After coming into the ownership of a small collection of home videos on VHS, I sought out their contents and wished to display them in some way that made the format of the media opaque and tangible. After finding that all but a few of the tapes had been corrupted by some force before my acquisition, I referred to the labels and other attributes of the media. If the contents are absent, what makes these tapes unique? Or have they receded back into the realm of the ordinary?
The tapes were all labeled in French, and with a bilingual friend I was able to ascertain some sort of semblance from the collection. We found them to be a child’s recordings, with the most preserved tape reading, “Anne-Marie’s cassette, Do not touch! Grrr! Ha ha ha!” Obviously entertained and interested with the embedded history of the object, I sought out a way to display or represent this lost video in our physical reality, since the digital and ethereal had failed it. With that impetus, I created a spooling system to transfer the damaged tape (and all that Anne-Marie chose to record) onto a canvas frame, creating the physical figure of an inert television screen to put not only those lost recordings but the failure of the magnetic medium on display.
Further developments came as I began spooling the sculpture, realizing that the 247 meters of one VHS tape wasn’t enough for the sculpture. After using three tapes (and struggling with the conceptual weight of three independent objects being used to represent one), I chose to emulate the frustrating intangibility of static by creating a live-generated projected display, comprised of three additive waves based on numerical details derived from Anne-Marie’s labels. This compound wave would exist without repetition for 318 minutes, the time-length of tape I used to create the piece. This allows me to acknowledge the personal material I have used and transfer that to the viewer, if only with an unnoticable detail. I still grapple with whether these details are for the viewer or the artist.
With such a work, dialogues with the popular fields of video sculpture and projection mapping can arise, but I choose to use this opportunity to ask questions about the formats and media of recording our lives and memories, and the impacts of digitalism beyond. At what point do we lose touch with the new realities created by our digital creations? By relegating these aspects of our lives to 1s and 0s, what details do we lose? How fragile is this new realm? My sculpture attempts to address these questions by recontextualizing VHS tape, a medium at the border between analog and digital itself.
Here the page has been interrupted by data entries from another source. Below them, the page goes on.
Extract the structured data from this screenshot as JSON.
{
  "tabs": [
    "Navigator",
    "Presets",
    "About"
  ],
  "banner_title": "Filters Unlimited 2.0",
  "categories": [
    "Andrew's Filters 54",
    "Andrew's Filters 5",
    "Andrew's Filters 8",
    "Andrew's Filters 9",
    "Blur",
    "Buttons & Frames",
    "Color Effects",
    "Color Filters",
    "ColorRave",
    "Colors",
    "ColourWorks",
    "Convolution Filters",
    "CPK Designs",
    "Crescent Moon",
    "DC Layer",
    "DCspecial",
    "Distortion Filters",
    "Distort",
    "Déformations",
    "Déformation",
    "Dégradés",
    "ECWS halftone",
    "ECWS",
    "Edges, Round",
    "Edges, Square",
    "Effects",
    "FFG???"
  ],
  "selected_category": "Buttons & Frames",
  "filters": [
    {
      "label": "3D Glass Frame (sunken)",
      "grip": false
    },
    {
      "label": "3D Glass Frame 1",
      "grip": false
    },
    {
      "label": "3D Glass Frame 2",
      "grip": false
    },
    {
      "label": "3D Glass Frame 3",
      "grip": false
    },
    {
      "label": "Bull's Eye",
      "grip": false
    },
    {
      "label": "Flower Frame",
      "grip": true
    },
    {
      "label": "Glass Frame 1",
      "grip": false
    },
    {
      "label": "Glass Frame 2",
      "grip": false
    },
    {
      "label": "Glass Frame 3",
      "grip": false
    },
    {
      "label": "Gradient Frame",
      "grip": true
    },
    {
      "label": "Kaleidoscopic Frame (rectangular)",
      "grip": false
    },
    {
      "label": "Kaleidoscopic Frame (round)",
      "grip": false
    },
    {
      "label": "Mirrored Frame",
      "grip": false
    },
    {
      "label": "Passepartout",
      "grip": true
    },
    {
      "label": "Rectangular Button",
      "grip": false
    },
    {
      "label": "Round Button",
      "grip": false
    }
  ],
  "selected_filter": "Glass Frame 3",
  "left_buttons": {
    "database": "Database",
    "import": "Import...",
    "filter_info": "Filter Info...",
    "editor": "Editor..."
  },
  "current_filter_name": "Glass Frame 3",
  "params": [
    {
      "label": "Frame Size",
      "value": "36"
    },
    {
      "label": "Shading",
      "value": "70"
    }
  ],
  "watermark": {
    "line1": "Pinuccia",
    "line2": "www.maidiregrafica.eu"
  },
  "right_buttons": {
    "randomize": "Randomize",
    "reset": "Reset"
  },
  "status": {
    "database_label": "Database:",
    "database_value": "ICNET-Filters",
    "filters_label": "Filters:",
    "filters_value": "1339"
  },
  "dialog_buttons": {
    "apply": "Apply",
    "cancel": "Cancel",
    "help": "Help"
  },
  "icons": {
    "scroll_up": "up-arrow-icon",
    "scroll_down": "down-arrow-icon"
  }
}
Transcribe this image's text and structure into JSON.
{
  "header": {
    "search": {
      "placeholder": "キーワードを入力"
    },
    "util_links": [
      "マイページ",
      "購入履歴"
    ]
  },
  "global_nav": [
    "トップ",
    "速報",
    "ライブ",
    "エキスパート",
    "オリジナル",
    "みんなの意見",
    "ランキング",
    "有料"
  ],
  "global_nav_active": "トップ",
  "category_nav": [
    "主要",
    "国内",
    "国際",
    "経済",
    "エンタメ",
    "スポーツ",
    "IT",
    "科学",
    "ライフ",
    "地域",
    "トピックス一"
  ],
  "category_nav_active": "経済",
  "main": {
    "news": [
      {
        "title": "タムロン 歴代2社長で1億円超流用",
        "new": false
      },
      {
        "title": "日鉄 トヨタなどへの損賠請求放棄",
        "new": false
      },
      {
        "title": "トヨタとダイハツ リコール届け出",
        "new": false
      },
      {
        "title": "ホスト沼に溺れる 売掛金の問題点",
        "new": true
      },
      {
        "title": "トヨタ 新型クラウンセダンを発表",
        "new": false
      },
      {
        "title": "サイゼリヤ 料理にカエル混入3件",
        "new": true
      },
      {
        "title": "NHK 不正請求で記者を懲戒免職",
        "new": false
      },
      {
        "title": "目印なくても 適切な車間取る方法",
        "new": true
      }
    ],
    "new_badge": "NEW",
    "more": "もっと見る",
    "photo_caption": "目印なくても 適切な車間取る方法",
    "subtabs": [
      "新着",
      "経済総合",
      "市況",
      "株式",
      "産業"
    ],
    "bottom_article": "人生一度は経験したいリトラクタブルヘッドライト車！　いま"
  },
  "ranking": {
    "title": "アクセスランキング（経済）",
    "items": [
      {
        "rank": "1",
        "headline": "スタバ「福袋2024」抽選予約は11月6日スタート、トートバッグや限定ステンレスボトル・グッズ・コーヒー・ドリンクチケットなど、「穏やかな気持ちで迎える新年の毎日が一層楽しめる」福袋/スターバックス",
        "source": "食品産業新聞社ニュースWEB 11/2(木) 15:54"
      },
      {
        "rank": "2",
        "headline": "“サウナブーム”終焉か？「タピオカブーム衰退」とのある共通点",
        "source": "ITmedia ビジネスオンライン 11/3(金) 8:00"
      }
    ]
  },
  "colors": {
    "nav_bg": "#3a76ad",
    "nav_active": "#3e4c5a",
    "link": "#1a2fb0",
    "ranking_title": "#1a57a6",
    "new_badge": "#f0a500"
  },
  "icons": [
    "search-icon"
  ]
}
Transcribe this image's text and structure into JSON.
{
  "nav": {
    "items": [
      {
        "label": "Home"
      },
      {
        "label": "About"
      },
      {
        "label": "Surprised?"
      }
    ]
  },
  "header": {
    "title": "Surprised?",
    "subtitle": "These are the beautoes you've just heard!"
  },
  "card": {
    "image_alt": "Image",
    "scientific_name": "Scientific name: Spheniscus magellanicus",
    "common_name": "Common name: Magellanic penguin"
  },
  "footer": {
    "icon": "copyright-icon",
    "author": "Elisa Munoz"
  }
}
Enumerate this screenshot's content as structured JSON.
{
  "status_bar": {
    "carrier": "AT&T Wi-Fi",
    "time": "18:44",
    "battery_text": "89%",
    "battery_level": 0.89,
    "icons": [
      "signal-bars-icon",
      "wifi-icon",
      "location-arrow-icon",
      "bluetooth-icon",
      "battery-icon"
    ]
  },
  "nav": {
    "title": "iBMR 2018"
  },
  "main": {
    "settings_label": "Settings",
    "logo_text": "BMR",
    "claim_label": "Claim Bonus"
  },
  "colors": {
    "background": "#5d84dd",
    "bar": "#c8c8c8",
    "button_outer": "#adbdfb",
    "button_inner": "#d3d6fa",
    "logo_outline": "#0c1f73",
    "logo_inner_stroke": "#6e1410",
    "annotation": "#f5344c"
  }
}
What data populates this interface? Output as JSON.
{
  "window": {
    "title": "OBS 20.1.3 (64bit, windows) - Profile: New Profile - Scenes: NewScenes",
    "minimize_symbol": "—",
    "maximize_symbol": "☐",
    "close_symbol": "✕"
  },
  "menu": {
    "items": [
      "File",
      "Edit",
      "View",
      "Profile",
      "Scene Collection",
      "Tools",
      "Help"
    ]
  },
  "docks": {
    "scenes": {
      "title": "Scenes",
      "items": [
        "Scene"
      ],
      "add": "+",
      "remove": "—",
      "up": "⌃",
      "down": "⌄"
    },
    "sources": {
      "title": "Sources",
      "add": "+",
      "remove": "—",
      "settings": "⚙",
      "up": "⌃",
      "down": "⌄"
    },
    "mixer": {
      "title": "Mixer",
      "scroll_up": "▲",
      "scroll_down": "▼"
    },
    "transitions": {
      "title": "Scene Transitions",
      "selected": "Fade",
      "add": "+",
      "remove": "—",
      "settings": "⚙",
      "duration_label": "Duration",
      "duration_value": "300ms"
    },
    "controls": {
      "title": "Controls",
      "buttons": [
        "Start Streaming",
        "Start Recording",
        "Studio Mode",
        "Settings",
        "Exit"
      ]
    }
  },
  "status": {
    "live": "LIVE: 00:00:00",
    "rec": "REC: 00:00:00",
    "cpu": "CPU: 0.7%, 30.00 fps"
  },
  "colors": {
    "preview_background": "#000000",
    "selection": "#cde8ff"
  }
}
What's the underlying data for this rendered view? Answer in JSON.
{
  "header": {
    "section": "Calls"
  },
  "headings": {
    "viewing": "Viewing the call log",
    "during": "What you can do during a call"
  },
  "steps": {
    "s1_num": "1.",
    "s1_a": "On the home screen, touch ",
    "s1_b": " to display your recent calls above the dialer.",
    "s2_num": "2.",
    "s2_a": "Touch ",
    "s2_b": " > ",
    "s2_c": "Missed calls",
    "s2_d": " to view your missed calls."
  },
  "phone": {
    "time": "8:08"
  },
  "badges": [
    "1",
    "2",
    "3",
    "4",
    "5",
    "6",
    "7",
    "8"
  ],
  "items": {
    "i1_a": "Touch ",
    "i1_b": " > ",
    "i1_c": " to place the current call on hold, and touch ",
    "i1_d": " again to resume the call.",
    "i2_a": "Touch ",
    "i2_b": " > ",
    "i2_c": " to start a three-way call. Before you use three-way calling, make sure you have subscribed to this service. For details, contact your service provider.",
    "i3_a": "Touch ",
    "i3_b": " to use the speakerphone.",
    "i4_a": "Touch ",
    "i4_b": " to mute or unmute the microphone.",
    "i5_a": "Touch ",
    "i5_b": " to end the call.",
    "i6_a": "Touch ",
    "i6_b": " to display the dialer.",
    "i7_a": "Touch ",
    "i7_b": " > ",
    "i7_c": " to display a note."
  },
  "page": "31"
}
As a last nod to this technological development and all that it failed us in the moment of viewing, I supported the projector with the last complete cassette, reducing it to a mere prop; a prism of inert plastic.